Start of Supplied data

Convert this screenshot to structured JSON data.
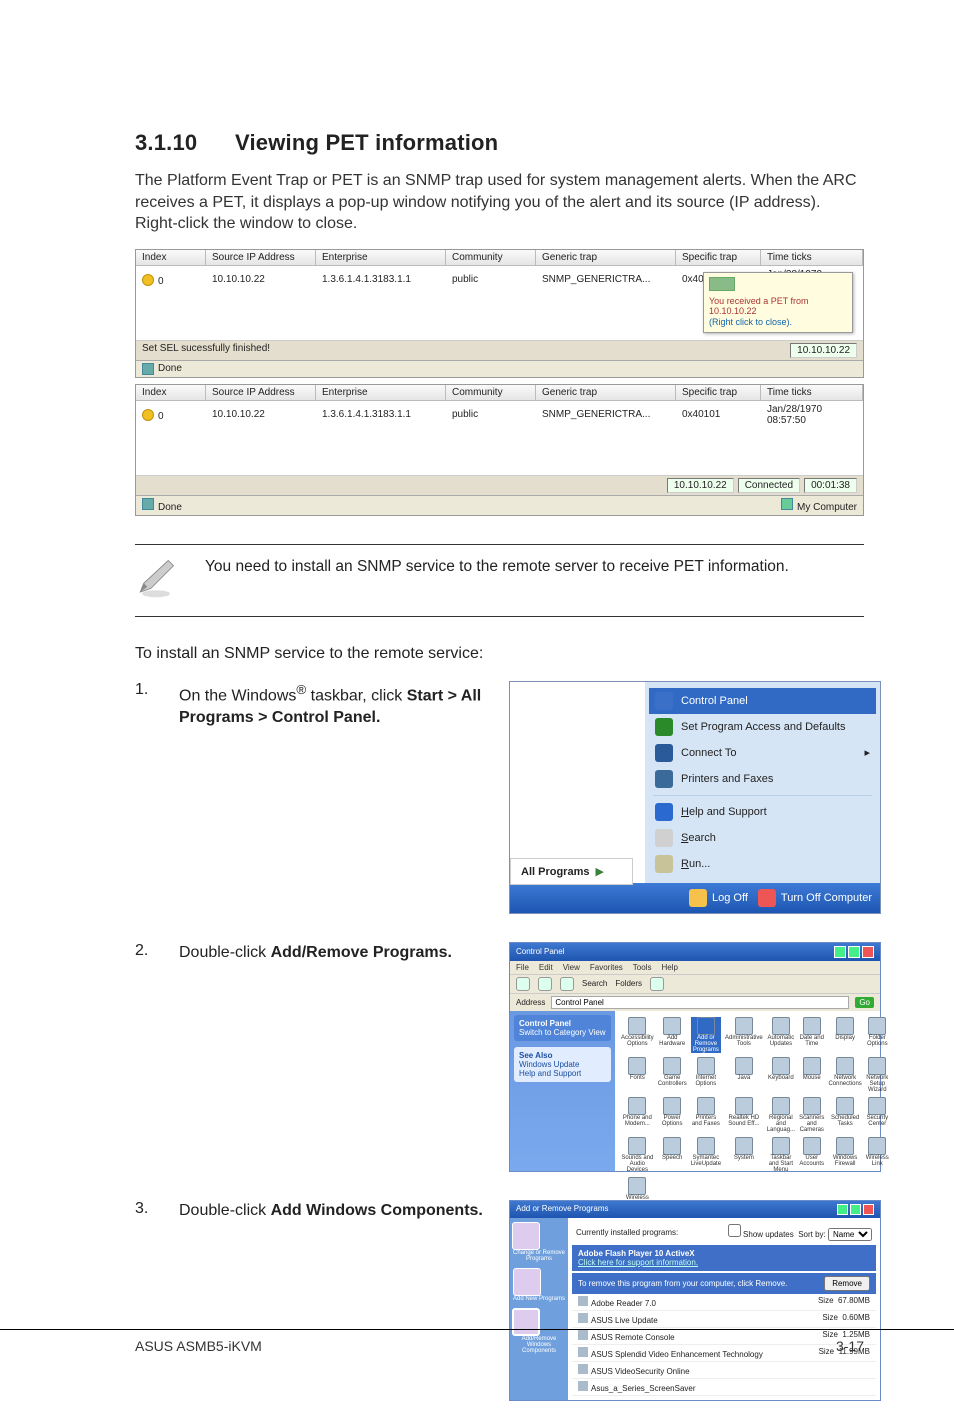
{
  "heading_number": "3.1.10",
  "heading_title": "Viewing PET information",
  "intro": "The Platform Event Trap or PET is an SNMP trap used for system management alerts. When the ARC receives a PET, it displays a pop-up window notifying you of the alert and its source (IP address). Right-click the window to close.",
  "table_headers": {
    "index": "Index",
    "source_ip": "Source IP Address",
    "enterprise": "Enterprise",
    "community": "Community",
    "generic": "Generic trap",
    "specific": "Specific trap",
    "time": "Time ticks"
  },
  "table1_row": {
    "index": "0",
    "ip": "10.10.10.22",
    "enterprise": "1.3.6.1.4.1.3183.1.1",
    "community": "public",
    "generic": "SNMP_GENERICTRA...",
    "specific": "0x40101",
    "time": "Jan/28/1970 08:57:58"
  },
  "table1_status_left": "Set SEL sucessfully finished!",
  "table1_status_right": "10.10.10.22",
  "popup_line1": "You received a PET from",
  "popup_line2": "10.10.10.22",
  "popup_line3": "(Right click to close).",
  "done": "Done",
  "table2_row": {
    "index": "0",
    "ip": "10.10.10.22",
    "enterprise": "1.3.6.1.4.1.3183.1.1",
    "community": "public",
    "generic": "SNMP_GENERICTRA...",
    "specific": "0x40101",
    "time": "Jan/28/1970 08:57:50"
  },
  "table2_status_ip": "10.10.10.22",
  "table2_status_conn": "Connected",
  "table2_status_time": "00:01:38",
  "mycomputer": "My Computer",
  "note": "You need to install an SNMP service to the remote server to receive PET information.",
  "lead": "To install an SNMP service to the remote service:",
  "step1_num": "1.",
  "step1_pre": "On the Windows",
  "step1_reg": "®",
  "step1_post": " taskbar, click ",
  "step1_bold": "Start > All Programs > Control Panel.",
  "start_menu": {
    "all_programs": "All Programs",
    "items": [
      {
        "label": "Control Panel",
        "hl": true,
        "color": "#3a70c8"
      },
      {
        "label": "Set Program Access and Defaults",
        "color": "#2a8a2a"
      },
      {
        "label": "Connect To",
        "color": "#2a5a9a"
      },
      {
        "label": "Printers and Faxes",
        "color": "#3a6a9a"
      }
    ],
    "items2": [
      {
        "label": "Help and Support",
        "color": "#2a6ad0"
      },
      {
        "label": "Search",
        "color": "#d0d0d0"
      },
      {
        "label": "Run...",
        "color": "#c9c39a"
      }
    ],
    "logoff": "Log Off",
    "turnoff": "Turn Off Computer"
  },
  "step2_num": "2.",
  "step2_pre": "Double-click ",
  "step2_bold": "Add/Remove Programs.",
  "cp": {
    "title": "Control Panel",
    "menu": [
      "File",
      "Edit",
      "View",
      "Favorites",
      "Tools",
      "Help"
    ],
    "addr_label": "Address",
    "addr_value": "Control Panel",
    "go": "Go",
    "side_head": "Control Panel",
    "side_switch": "Switch to Category View",
    "side_see": "See Also",
    "side_items": [
      "Windows Update",
      "Help and Support"
    ],
    "icons": [
      "Accessibility Options",
      "Add Hardware",
      "Add or Remove Programs",
      "Administrative Tools",
      "Automatic Updates",
      "Date and Time",
      "Display",
      "Folder Options",
      "Fonts",
      "Game Controllers",
      "Internet Options",
      "Java",
      "Keyboard",
      "Mouse",
      "Network Connections",
      "Network Setup Wizard",
      "Phone and Modem...",
      "Power Options",
      "Printers and Faxes",
      "Realtek HD Sound Eff...",
      "Regional and Languag...",
      "Scanners and Cameras",
      "Scheduled Tasks",
      "Security Center",
      "Sounds and Audio Devices",
      "Speech",
      "Symantec LiveUpdate",
      "System",
      "Taskbar and Start Menu",
      "User Accounts",
      "Windows Firewall",
      "Wireless Link",
      "Wireless Network Set..."
    ],
    "hl_index": 2
  },
  "step3_num": "3.",
  "step3_pre": "Double-click ",
  "step3_bold": "Add Windows Components.",
  "arp": {
    "title": "Add or Remove Programs",
    "side": [
      "Change or Remove Programs",
      "Add New Programs",
      "Add/Remove Windows Components"
    ],
    "top_label": "Currently installed programs:",
    "show_updates": "Show updates",
    "sort_by": "Sort by:",
    "sort_val": "Name",
    "sel_name": "Adobe Flash Player 10 ActiveX",
    "sel_support": "Click here for support information.",
    "sel_remove_text": "To remove this program from your computer, click Remove.",
    "remove_btn": "Remove",
    "rows": [
      {
        "name": "Adobe Reader 7.0",
        "size": "67.80MB"
      },
      {
        "name": "ASUS Live Update",
        "size": "0.60MB"
      },
      {
        "name": "ASUS Remote Console",
        "size": "1.25MB"
      },
      {
        "name": "ASUS Splendid Video Enhancement Technology",
        "size": "11.99MB"
      },
      {
        "name": "ASUS VideoSecurity Online",
        "size": ""
      },
      {
        "name": "Asus_a_Series_ScreenSaver",
        "size": ""
      }
    ],
    "size_label": "Size"
  },
  "footer_left": "ASUS ASMB5-iKVM",
  "footer_right": "3-17"
}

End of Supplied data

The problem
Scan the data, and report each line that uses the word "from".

Solution to this exercise
  "popup_line1": "You received a PET from",
    "sel_remove_text": "To remove this program from your computer, click Remove.",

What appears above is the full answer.